Task> When you reproduce the data, keep every word exactly as it stands and leave the pictures out.

___ Excerpted records ___

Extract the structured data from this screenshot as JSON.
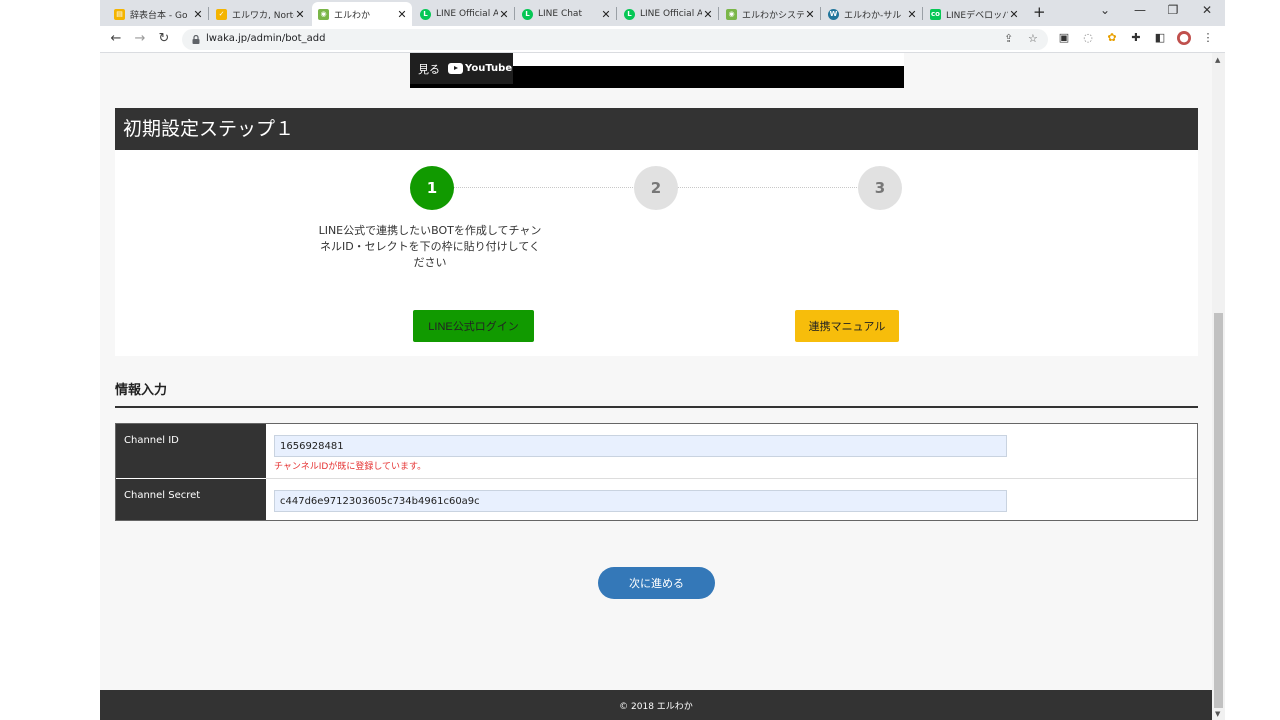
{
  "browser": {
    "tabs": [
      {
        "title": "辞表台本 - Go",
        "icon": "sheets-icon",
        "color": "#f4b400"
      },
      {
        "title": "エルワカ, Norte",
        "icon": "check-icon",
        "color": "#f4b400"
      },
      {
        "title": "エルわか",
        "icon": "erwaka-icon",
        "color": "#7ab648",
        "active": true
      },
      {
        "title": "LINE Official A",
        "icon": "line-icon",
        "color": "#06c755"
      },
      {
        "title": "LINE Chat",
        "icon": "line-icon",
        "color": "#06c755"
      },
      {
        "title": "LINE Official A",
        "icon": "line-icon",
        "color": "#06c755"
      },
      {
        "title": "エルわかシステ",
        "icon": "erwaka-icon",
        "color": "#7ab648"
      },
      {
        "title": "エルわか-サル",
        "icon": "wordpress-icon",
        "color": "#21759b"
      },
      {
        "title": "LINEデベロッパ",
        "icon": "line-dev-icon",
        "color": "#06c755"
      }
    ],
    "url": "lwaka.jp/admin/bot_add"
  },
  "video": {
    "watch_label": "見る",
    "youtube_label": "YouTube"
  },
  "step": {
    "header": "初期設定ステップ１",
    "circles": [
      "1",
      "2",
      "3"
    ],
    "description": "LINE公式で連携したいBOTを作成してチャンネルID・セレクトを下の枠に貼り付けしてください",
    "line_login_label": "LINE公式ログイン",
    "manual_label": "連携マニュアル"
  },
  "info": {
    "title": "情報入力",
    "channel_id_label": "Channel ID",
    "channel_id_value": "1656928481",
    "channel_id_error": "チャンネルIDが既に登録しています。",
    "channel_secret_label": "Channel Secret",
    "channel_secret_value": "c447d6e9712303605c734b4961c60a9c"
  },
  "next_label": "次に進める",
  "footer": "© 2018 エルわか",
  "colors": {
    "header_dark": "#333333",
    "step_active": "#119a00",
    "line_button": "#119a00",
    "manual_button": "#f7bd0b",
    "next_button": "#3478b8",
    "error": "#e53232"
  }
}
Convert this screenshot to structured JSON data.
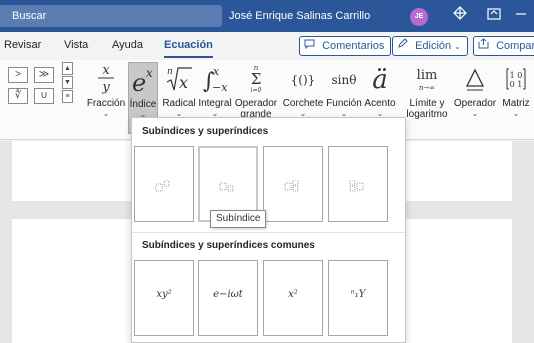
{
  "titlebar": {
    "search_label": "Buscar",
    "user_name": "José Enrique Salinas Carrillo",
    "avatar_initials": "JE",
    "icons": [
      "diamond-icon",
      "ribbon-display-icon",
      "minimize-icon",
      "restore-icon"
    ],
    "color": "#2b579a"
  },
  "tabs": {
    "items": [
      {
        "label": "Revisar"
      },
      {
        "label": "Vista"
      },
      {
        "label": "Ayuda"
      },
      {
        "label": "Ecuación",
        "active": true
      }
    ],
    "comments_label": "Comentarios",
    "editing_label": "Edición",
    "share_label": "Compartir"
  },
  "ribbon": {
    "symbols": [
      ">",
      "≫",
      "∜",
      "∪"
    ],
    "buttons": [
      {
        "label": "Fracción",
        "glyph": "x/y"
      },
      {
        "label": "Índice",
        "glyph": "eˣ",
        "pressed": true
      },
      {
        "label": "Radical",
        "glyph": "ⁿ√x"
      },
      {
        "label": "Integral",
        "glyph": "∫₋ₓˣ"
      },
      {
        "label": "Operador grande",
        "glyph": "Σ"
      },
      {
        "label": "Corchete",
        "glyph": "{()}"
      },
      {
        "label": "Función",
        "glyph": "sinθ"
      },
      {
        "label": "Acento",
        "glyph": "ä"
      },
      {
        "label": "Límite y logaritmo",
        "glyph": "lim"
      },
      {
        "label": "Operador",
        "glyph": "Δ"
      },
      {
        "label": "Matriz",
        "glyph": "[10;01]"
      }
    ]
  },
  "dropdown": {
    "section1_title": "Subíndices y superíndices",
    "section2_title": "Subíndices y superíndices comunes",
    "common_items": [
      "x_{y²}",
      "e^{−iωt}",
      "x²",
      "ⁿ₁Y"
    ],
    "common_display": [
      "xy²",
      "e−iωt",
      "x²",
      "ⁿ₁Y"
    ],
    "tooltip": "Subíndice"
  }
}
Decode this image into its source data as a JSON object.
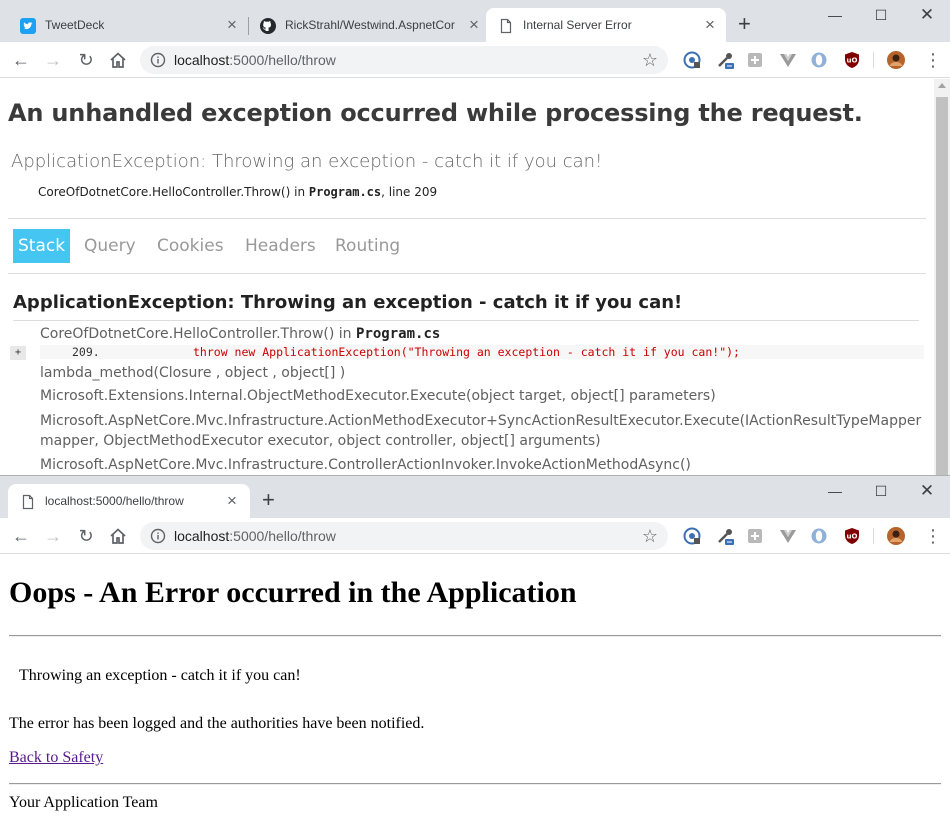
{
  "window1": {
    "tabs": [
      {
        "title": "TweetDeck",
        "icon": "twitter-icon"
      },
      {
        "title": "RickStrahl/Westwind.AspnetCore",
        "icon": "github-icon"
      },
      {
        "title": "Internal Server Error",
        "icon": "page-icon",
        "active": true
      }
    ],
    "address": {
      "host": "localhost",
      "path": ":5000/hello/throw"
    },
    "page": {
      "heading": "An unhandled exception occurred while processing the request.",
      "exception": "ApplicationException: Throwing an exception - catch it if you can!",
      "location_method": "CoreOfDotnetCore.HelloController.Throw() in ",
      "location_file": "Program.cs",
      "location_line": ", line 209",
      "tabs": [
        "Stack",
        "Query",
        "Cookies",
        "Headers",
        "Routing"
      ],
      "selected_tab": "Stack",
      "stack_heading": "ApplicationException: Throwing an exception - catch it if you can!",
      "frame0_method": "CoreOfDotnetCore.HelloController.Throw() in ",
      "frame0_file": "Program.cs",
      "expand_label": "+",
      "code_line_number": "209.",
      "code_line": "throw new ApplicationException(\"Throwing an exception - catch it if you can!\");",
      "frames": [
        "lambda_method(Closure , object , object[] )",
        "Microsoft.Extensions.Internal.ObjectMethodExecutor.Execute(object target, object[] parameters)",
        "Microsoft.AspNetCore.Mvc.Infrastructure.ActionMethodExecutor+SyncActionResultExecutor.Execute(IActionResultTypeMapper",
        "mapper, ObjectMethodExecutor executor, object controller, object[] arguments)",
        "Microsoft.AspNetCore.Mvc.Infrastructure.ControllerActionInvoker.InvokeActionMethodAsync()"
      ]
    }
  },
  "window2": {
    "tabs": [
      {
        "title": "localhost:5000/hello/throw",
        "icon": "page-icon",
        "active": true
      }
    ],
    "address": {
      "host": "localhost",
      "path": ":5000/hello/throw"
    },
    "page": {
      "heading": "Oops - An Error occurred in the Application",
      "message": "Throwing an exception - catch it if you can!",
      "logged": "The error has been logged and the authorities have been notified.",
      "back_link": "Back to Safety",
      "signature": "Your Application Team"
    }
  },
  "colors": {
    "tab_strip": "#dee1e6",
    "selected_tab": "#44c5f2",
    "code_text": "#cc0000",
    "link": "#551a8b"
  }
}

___

Answer for this exercise>
Extract the structured data from this screenshot as JSON.
{
  "browser": {
    "tabs": [
      {
        "title": "辞表台本 - Go",
        "icon": "sheets-icon",
        "color": "#f4b400"
      },
      {
        "title": "エルワカ, Norte",
        "icon": "check-icon",
        "color": "#f4b400"
      },
      {
        "title": "エルわか",
        "icon": "erwaka-icon",
        "color": "#7ab648",
        "active": true
      },
      {
        "title": "LINE Official A",
        "icon": "line-icon",
        "color": "#06c755"
      },
      {
        "title": "LINE Chat",
        "icon": "line-icon",
        "color": "#06c755"
      },
      {
        "title": "LINE Official A",
        "icon": "line-icon",
        "color": "#06c755"
      },
      {
        "title": "エルわかシステ",
        "icon": "erwaka-icon",
        "color": "#7ab648"
      },
      {
        "title": "エルわか-サル",
        "icon": "wordpress-icon",
        "color": "#21759b"
      },
      {
        "title": "LINEデベロッパ",
        "icon": "line-dev-icon",
        "color": "#06c755"
      }
    ],
    "url": "lwaka.jp/admin/bot_add"
  },
  "video": {
    "watch_label": "見る",
    "youtube_label": "YouTube"
  },
  "step": {
    "header": "初期設定ステップ１",
    "circles": [
      "1",
      "2",
      "3"
    ],
    "description": "LINE公式で連携したいBOTを作成してチャンネルID・セレクトを下の枠に貼り付けしてください",
    "line_login_label": "LINE公式ログイン",
    "manual_label": "連携マニュアル"
  },
  "info": {
    "title": "情報入力",
    "channel_id_label": "Channel ID",
    "channel_id_value": "1656928481",
    "channel_id_error": "チャンネルIDが既に登録しています。",
    "channel_secret_label": "Channel Secret",
    "channel_secret_value": "c447d6e9712303605c734b4961c60a9c"
  },
  "next_label": "次に進める",
  "footer": "© 2018 エルわか",
  "colors": {
    "header_dark": "#333333",
    "step_active": "#119a00",
    "line_button": "#119a00",
    "manual_button": "#f7bd0b",
    "next_button": "#3478b8",
    "error": "#e53232"
  }
}
Convert this screenshot to structured JSON data.
{
  "titlebar": {
    "search_label": "Buscar",
    "user_name": "José Enrique Salinas Carrillo",
    "avatar_initials": "JE",
    "icons": [
      "diamond-icon",
      "ribbon-display-icon",
      "minimize-icon",
      "restore-icon"
    ],
    "color": "#2b579a"
  },
  "tabs": {
    "items": [
      {
        "label": "Revisar"
      },
      {
        "label": "Vista"
      },
      {
        "label": "Ayuda"
      },
      {
        "label": "Ecuación",
        "active": true
      }
    ],
    "comments_label": "Comentarios",
    "editing_label": "Edición",
    "share_label": "Compartir"
  },
  "ribbon": {
    "symbols": [
      ">",
      "≫",
      "∜",
      "∪"
    ],
    "buttons": [
      {
        "label": "Fracción",
        "glyph": "x/y"
      },
      {
        "label": "Índice",
        "glyph": "eˣ",
        "pressed": true
      },
      {
        "label": "Radical",
        "glyph": "ⁿ√x"
      },
      {
        "label": "Integral",
        "glyph": "∫₋ₓˣ"
      },
      {
        "label": "Operador grande",
        "glyph": "Σ"
      },
      {
        "label": "Corchete",
        "glyph": "{()}"
      },
      {
        "label": "Función",
        "glyph": "sinθ"
      },
      {
        "label": "Acento",
        "glyph": "ä"
      },
      {
        "label": "Límite y logaritmo",
        "glyph": "lim"
      },
      {
        "label": "Operador",
        "glyph": "Δ"
      },
      {
        "label": "Matriz",
        "glyph": "[10;01]"
      }
    ]
  },
  "dropdown": {
    "section1_title": "Subíndices y superíndices",
    "section2_title": "Subíndices y superíndices comunes",
    "common_items": [
      "x_{y²}",
      "e^{−iωt}",
      "x²",
      "ⁿ₁Y"
    ],
    "common_display": [
      "xy²",
      "e−iωt",
      "x²",
      "ⁿ₁Y"
    ],
    "tooltip": "Subíndice"
  }
}
Decode this image into its source data as a JSON object.
{
  "window1": {
    "tabs": [
      {
        "title": "TweetDeck",
        "icon": "twitter-icon"
      },
      {
        "title": "RickStrahl/Westwind.AspnetCore",
        "icon": "github-icon"
      },
      {
        "title": "Internal Server Error",
        "icon": "page-icon",
        "active": true
      }
    ],
    "address": {
      "host": "localhost",
      "path": ":5000/hello/throw"
    },
    "page": {
      "heading": "An unhandled exception occurred while processing the request.",
      "exception": "ApplicationException: Throwing an exception - catch it if you can!",
      "location_method": "CoreOfDotnetCore.HelloController.Throw() in ",
      "location_file": "Program.cs",
      "location_line": ", line 209",
      "tabs": [
        "Stack",
        "Query",
        "Cookies",
        "Headers",
        "Routing"
      ],
      "selected_tab": "Stack",
      "stack_heading": "ApplicationException: Throwing an exception - catch it if you can!",
      "frame0_method": "CoreOfDotnetCore.HelloController.Throw() in ",
      "frame0_file": "Program.cs",
      "expand_label": "+",
      "code_line_number": "209.",
      "code_line": "throw new ApplicationException(\"Throwing an exception - catch it if you can!\");",
      "frames": [
        "lambda_method(Closure , object , object[] )",
        "Microsoft.Extensions.Internal.ObjectMethodExecutor.Execute(object target, object[] parameters)",
        "Microsoft.AspNetCore.Mvc.Infrastructure.ActionMethodExecutor+SyncActionResultExecutor.Execute(IActionResultTypeMapper",
        "mapper, ObjectMethodExecutor executor, object controller, object[] arguments)",
        "Microsoft.AspNetCore.Mvc.Infrastructure.ControllerActionInvoker.InvokeActionMethodAsync()"
      ]
    }
  },
  "window2": {
    "tabs": [
      {
        "title": "localhost:5000/hello/throw",
        "icon": "page-icon",
        "active": true
      }
    ],
    "address": {
      "host": "localhost",
      "path": ":5000/hello/throw"
    },
    "page": {
      "heading": "Oops - An Error occurred in the Application",
      "message": "Throwing an exception - catch it if you can!",
      "logged": "The error has been logged and the authorities have been notified.",
      "back_link": "Back to Safety",
      "signature": "Your Application Team"
    }
  },
  "colors": {
    "tab_strip": "#dee1e6",
    "selected_tab": "#44c5f2",
    "code_text": "#cc0000",
    "link": "#551a8b"
  }
}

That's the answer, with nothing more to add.